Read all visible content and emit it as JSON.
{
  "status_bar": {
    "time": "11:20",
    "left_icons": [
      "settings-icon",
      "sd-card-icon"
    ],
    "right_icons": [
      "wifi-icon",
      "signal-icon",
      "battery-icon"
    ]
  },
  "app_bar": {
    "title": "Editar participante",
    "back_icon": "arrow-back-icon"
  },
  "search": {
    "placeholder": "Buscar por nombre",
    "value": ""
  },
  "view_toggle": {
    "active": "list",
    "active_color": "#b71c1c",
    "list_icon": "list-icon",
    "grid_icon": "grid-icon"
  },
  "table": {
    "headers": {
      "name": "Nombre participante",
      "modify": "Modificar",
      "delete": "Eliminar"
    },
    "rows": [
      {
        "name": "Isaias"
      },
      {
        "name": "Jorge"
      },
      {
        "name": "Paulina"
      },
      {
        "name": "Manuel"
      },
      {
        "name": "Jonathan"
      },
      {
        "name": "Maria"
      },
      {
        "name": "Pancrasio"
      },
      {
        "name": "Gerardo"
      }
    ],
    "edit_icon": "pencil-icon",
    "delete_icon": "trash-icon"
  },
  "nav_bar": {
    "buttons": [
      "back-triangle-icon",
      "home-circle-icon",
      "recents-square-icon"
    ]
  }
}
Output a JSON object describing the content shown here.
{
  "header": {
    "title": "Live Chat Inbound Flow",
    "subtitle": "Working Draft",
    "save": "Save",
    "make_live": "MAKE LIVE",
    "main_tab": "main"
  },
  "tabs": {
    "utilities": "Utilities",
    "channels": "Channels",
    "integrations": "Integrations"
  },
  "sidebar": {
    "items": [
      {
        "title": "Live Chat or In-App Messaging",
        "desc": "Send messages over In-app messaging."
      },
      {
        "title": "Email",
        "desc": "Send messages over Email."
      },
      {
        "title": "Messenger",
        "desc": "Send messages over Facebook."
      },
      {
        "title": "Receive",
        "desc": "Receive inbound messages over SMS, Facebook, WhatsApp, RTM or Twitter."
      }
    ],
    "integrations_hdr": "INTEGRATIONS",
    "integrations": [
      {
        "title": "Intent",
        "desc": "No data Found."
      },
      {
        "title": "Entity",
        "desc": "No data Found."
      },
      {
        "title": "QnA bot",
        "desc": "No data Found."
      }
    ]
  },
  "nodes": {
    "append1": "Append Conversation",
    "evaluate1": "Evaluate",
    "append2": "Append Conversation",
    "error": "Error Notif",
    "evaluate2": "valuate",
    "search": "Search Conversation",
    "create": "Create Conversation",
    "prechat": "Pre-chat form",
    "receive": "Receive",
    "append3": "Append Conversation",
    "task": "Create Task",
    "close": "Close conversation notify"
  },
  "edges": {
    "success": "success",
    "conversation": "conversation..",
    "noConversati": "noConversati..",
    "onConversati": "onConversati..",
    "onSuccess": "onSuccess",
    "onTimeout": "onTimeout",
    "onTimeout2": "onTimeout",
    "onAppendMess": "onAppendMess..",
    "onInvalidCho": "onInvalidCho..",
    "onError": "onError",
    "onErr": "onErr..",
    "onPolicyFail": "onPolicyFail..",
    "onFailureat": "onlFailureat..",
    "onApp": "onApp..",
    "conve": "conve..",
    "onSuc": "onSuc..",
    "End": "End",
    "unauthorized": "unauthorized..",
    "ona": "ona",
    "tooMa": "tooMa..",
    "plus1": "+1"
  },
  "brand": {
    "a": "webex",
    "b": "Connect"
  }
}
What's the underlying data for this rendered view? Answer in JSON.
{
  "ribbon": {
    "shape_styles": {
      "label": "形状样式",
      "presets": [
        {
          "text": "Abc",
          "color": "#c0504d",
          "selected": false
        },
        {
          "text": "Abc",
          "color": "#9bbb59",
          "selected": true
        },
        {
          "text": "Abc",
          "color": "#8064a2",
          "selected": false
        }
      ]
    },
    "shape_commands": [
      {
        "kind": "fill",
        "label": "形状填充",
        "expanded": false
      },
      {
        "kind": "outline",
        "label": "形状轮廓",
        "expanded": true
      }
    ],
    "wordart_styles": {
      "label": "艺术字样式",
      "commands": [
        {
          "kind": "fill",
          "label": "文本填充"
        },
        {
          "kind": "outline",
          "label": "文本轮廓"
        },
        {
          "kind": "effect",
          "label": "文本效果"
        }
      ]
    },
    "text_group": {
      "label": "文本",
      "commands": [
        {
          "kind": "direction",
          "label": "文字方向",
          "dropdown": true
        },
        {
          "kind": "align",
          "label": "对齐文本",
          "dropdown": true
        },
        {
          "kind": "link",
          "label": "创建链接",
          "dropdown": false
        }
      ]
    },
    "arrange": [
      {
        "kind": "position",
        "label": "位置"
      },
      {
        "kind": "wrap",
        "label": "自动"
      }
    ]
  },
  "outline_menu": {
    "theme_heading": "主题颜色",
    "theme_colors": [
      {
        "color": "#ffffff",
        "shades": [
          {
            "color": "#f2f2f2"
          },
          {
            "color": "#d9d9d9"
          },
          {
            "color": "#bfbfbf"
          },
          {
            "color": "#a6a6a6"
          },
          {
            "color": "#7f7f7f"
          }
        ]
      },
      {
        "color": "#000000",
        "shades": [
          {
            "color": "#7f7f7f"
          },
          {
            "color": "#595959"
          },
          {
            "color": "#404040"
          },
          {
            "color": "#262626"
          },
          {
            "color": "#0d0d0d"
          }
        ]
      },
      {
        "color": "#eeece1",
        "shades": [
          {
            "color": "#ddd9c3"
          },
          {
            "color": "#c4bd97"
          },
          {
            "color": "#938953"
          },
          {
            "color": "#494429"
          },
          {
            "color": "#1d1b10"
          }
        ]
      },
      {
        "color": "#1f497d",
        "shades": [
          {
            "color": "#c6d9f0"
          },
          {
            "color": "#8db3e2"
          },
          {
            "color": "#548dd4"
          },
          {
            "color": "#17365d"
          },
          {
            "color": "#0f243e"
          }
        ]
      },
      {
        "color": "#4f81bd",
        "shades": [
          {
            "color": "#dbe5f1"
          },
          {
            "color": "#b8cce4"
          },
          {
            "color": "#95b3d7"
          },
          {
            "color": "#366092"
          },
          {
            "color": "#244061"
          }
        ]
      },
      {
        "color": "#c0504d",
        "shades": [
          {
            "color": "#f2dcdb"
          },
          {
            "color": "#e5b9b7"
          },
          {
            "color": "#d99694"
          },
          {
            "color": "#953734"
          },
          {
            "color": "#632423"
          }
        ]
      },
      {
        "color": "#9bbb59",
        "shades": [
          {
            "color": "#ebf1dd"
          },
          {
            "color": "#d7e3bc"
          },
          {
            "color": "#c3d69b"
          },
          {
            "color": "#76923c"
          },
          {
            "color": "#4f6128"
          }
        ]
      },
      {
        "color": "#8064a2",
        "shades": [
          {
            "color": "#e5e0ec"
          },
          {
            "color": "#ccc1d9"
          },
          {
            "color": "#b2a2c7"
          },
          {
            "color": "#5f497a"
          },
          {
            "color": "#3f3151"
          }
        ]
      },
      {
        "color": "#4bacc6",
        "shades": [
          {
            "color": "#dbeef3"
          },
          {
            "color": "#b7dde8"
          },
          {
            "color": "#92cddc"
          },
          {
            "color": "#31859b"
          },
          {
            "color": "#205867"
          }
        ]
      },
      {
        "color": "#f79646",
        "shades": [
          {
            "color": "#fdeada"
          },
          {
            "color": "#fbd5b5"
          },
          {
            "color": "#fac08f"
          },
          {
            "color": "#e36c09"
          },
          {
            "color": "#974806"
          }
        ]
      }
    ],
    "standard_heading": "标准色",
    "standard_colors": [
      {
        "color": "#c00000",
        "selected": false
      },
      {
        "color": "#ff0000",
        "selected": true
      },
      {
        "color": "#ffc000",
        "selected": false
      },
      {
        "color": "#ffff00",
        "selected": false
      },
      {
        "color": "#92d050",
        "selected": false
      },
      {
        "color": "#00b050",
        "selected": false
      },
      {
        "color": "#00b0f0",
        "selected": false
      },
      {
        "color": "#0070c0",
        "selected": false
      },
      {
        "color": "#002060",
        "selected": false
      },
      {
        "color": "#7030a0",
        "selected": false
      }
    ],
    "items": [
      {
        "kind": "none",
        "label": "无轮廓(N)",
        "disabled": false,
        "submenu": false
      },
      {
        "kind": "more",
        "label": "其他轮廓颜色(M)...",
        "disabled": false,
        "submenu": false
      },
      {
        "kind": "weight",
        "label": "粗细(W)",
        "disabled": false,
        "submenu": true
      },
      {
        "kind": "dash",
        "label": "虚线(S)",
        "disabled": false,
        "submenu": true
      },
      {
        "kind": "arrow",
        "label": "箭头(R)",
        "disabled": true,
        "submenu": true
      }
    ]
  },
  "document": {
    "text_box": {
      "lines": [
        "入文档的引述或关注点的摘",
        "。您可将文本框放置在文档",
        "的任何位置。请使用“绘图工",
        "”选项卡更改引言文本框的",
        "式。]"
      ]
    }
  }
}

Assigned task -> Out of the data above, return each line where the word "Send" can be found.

Expected answer ->
        "desc": "Send messages over In-app messaging."
        "desc": "Send messages over Email."
        "desc": "Send messages over Facebook."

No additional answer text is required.